--- Materials provided ---

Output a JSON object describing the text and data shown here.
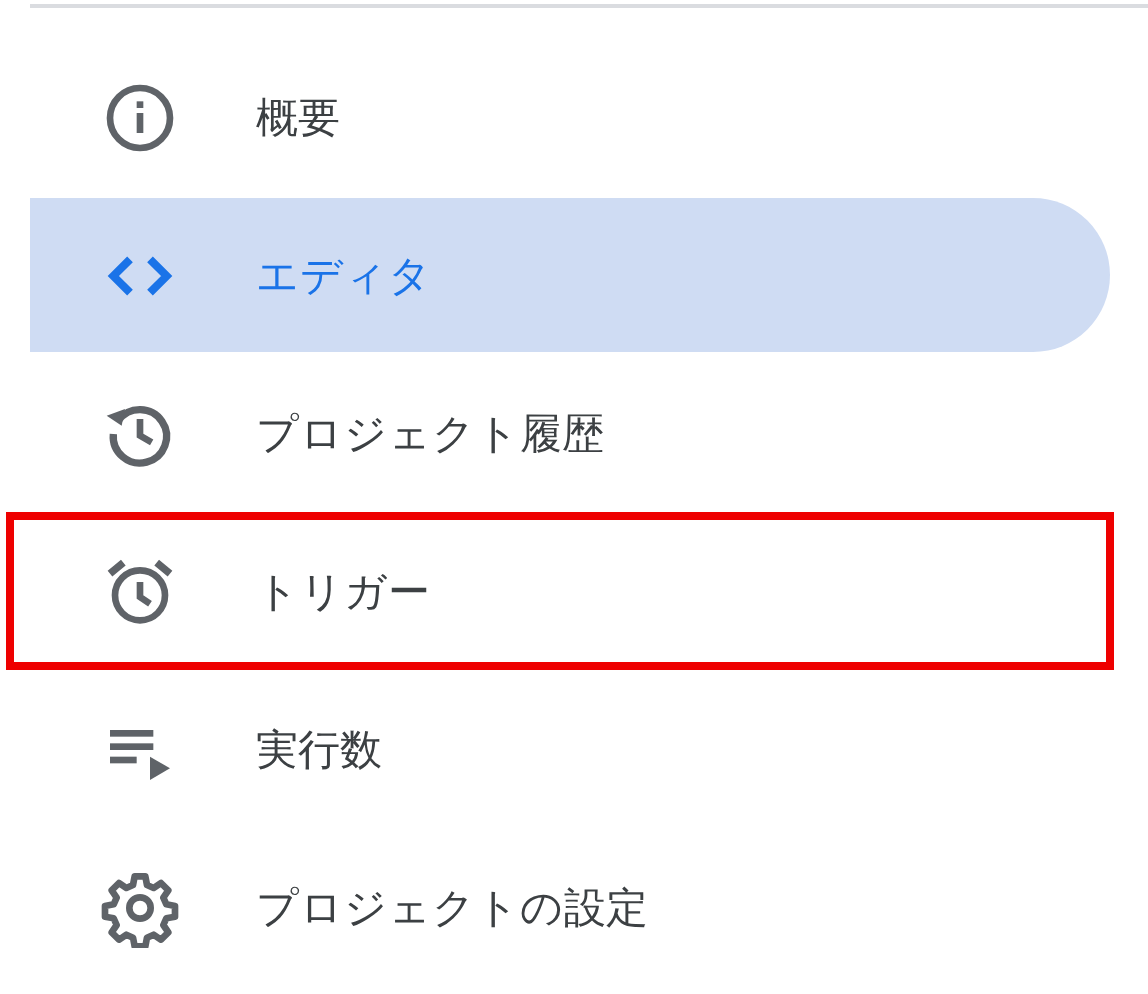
{
  "menu": [
    {
      "label": "概要",
      "selected": false,
      "highlighted": false
    },
    {
      "label": "エディタ",
      "selected": true,
      "highlighted": false
    },
    {
      "label": "プロジェクト履歴",
      "selected": false,
      "highlighted": false
    },
    {
      "label": "トリガー",
      "selected": false,
      "highlighted": true
    },
    {
      "label": "実行数",
      "selected": false,
      "highlighted": false
    },
    {
      "label": "プロジェクトの設定",
      "selected": false,
      "highlighted": false
    }
  ]
}
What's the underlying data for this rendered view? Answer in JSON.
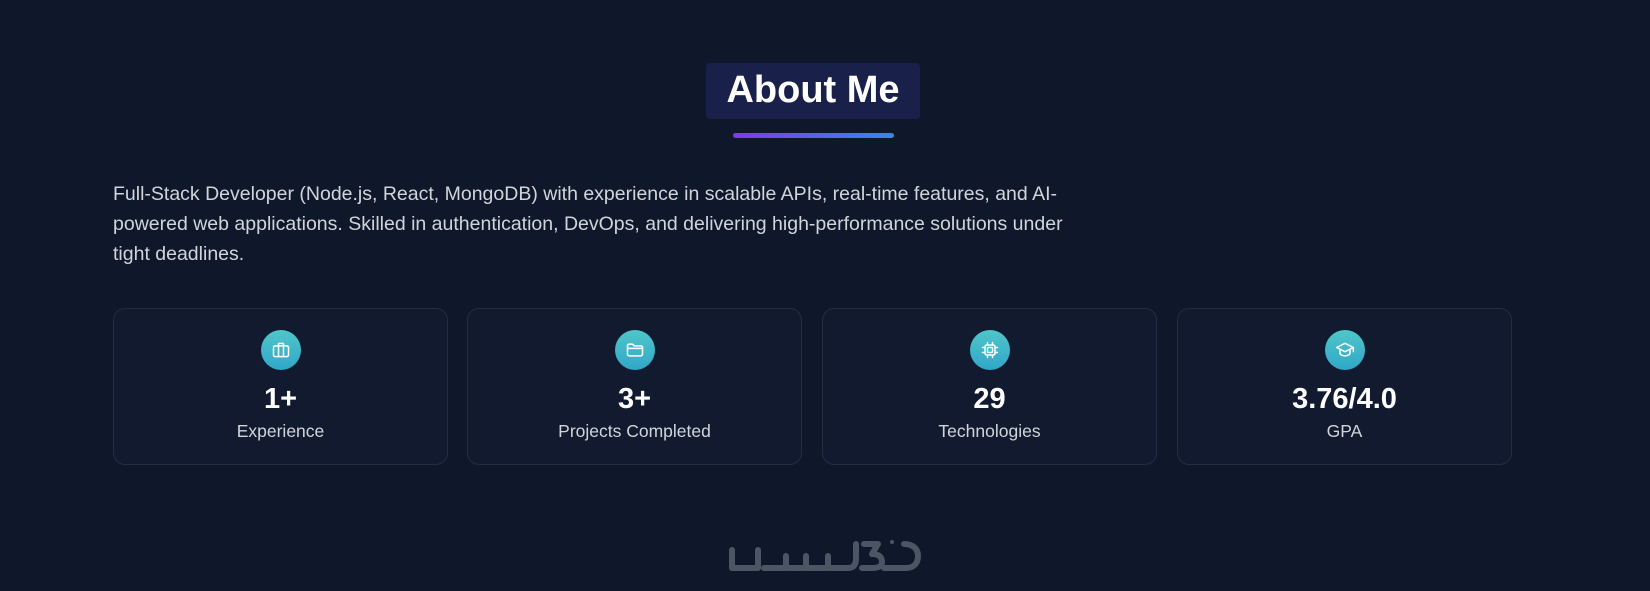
{
  "section": {
    "title": "About Me",
    "bio": "Full-Stack Developer (Node.js, React, MongoDB) with experience in scalable APIs, real-time features, and AI-powered web applications. Skilled in authentication, DevOps, and delivering high-performance solutions under tight deadlines."
  },
  "stats": [
    {
      "icon": "briefcase-icon",
      "value": "1+",
      "label": "Experience"
    },
    {
      "icon": "folder-icon",
      "value": "3+",
      "label": "Projects Completed"
    },
    {
      "icon": "cpu-chip-icon",
      "value": "29",
      "label": "Technologies"
    },
    {
      "icon": "graduation-cap-icon",
      "value": "3.76/4.0",
      "label": "GPA"
    }
  ],
  "watermark": {
    "text": "خمسات"
  },
  "colors": {
    "background": "#0f172a",
    "card_background": "#111a2f",
    "card_border": "#232d44",
    "title_background": "#19214a",
    "accent_gradient_start": "#7c3aed",
    "accent_gradient_end": "#3b82f6",
    "icon_gradient_top": "#4fc6c9",
    "icon_gradient_bottom": "#31a7c9",
    "text_primary": "#ffffff",
    "text_secondary": "#d1d5db"
  }
}
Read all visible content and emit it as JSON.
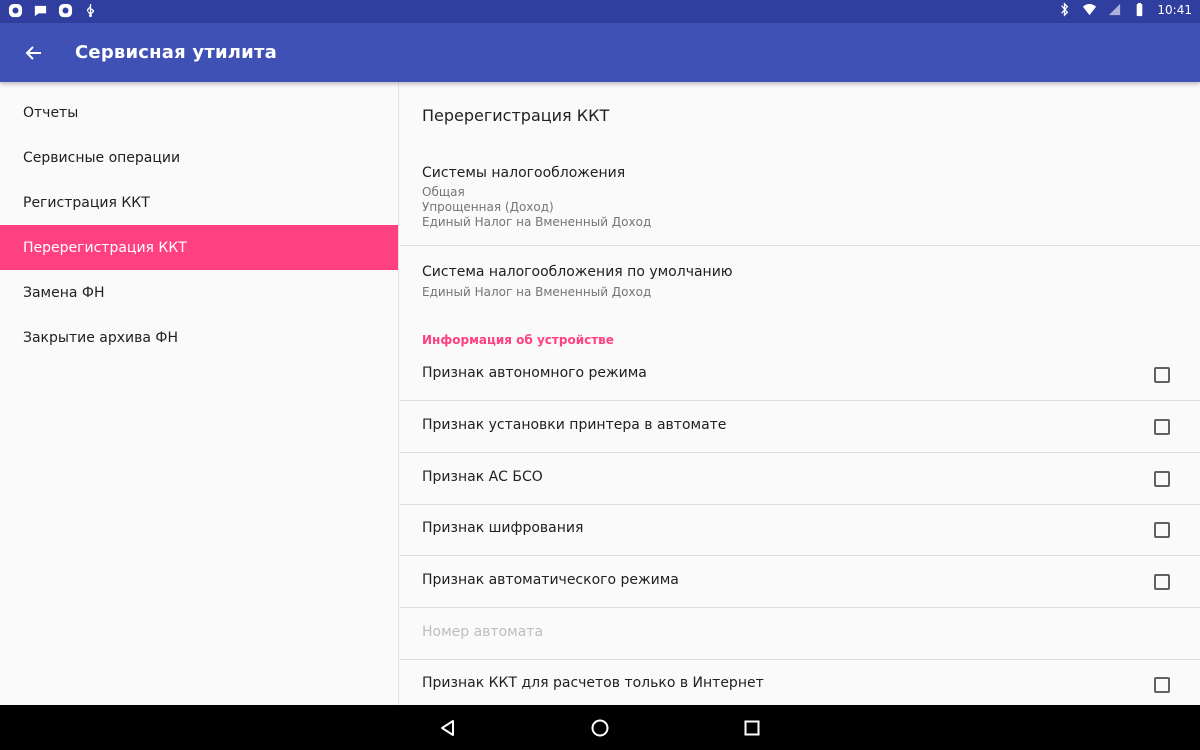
{
  "status_bar": {
    "left_icons": [
      "app-a-icon",
      "message-icon",
      "app-a-icon",
      "usb-icon"
    ],
    "right_icons": [
      "bluetooth-icon",
      "wifi-icon",
      "signal-icon",
      "battery-icon"
    ],
    "time": "10:41"
  },
  "app_bar": {
    "title": "Сервисная утилита",
    "back_icon": "arrow-back-icon",
    "color": "#3f51b5"
  },
  "menu": {
    "items": [
      {
        "label": "Отчеты"
      },
      {
        "label": "Сервисные операции"
      },
      {
        "label": "Регистрация ККТ"
      },
      {
        "label": "Перерегистрация ККТ",
        "active": true
      },
      {
        "label": "Замена ФН"
      },
      {
        "label": "Закрытие архива ФН"
      }
    ],
    "active_color": "#ff4081"
  },
  "content": {
    "heading": "Перерегистрация ККТ",
    "tax_systems": {
      "title": "Системы налогообложения",
      "summary": [
        "Общая",
        "Упрощенная (Доход)",
        "Единый Налог на Вмененный Доход"
      ]
    },
    "default_tax": {
      "title": "Система налогообложения по умолчанию",
      "summary": "Единый Налог на Вмененный Доход"
    },
    "device_info_category": "Информация об устройстве",
    "checkboxes": [
      {
        "label": "Признак автономного режима",
        "checked": false
      },
      {
        "label": "Признак установки принтера в автомате",
        "checked": false
      },
      {
        "label": "Признак АС БСО",
        "checked": false
      },
      {
        "label": "Признак шифрования",
        "checked": false
      },
      {
        "label": "Признак автоматического режима",
        "checked": false
      },
      {
        "label": "Номер автомата",
        "disabled": true
      },
      {
        "label": "Признак ККТ для расчетов только в Интернет",
        "checked": false
      }
    ]
  },
  "nav_bar": {
    "buttons": [
      "back-triangle-icon",
      "home-circle-icon",
      "recents-square-icon"
    ]
  }
}
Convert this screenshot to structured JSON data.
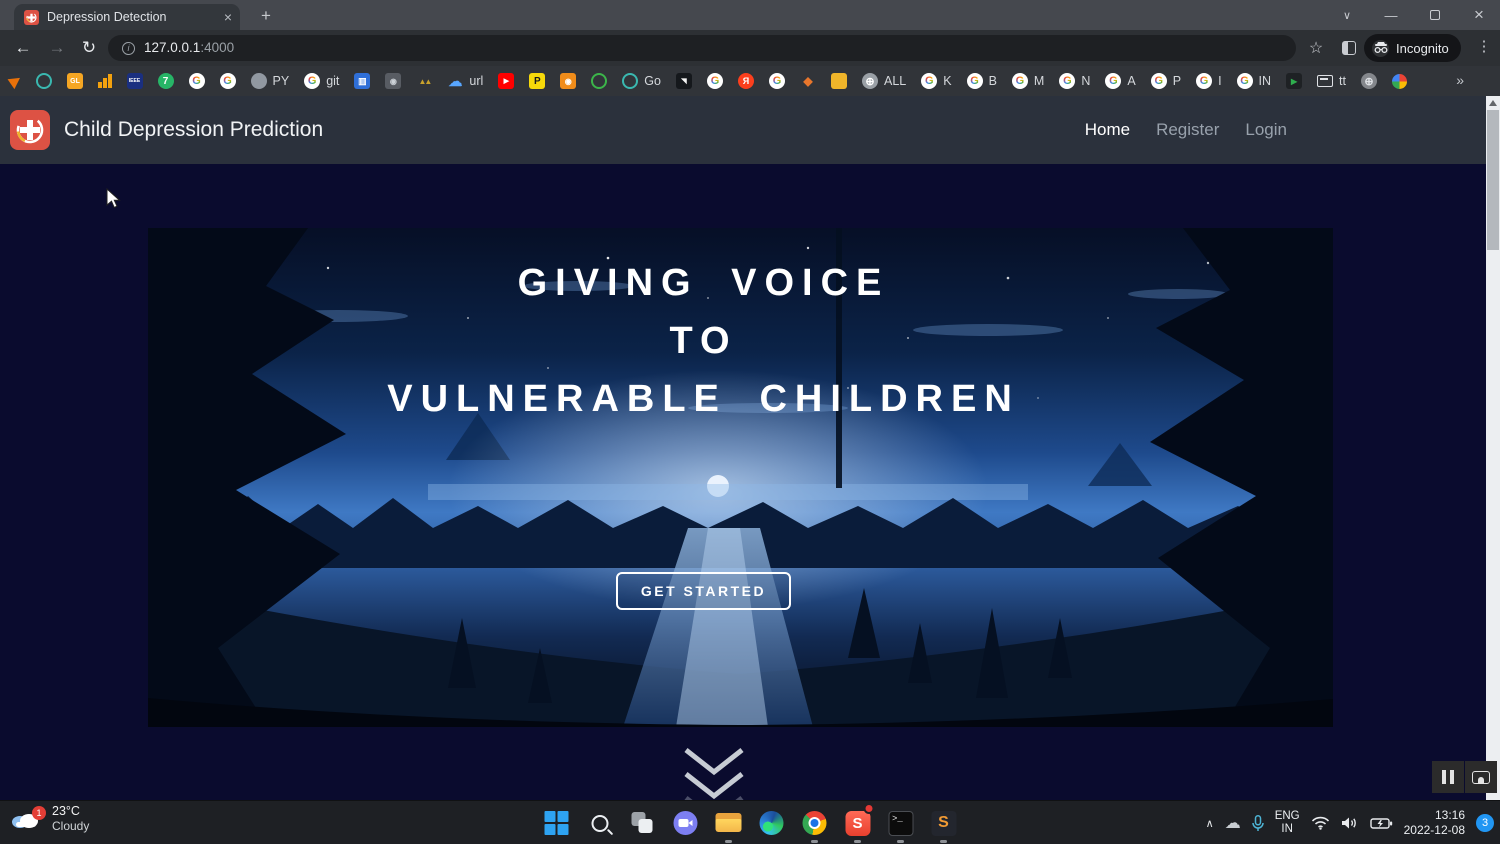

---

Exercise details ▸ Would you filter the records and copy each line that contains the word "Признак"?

Solution ▸
        "label": "Признак автономного режима",
        "label": "Признак установки принтера в автомате",
        "label": "Признак АС БСО",
        "label": "Признак шифрования",
        "label": "Признак автоматического режима",
        "label": "Признак ККТ для расчетов только в Интернет",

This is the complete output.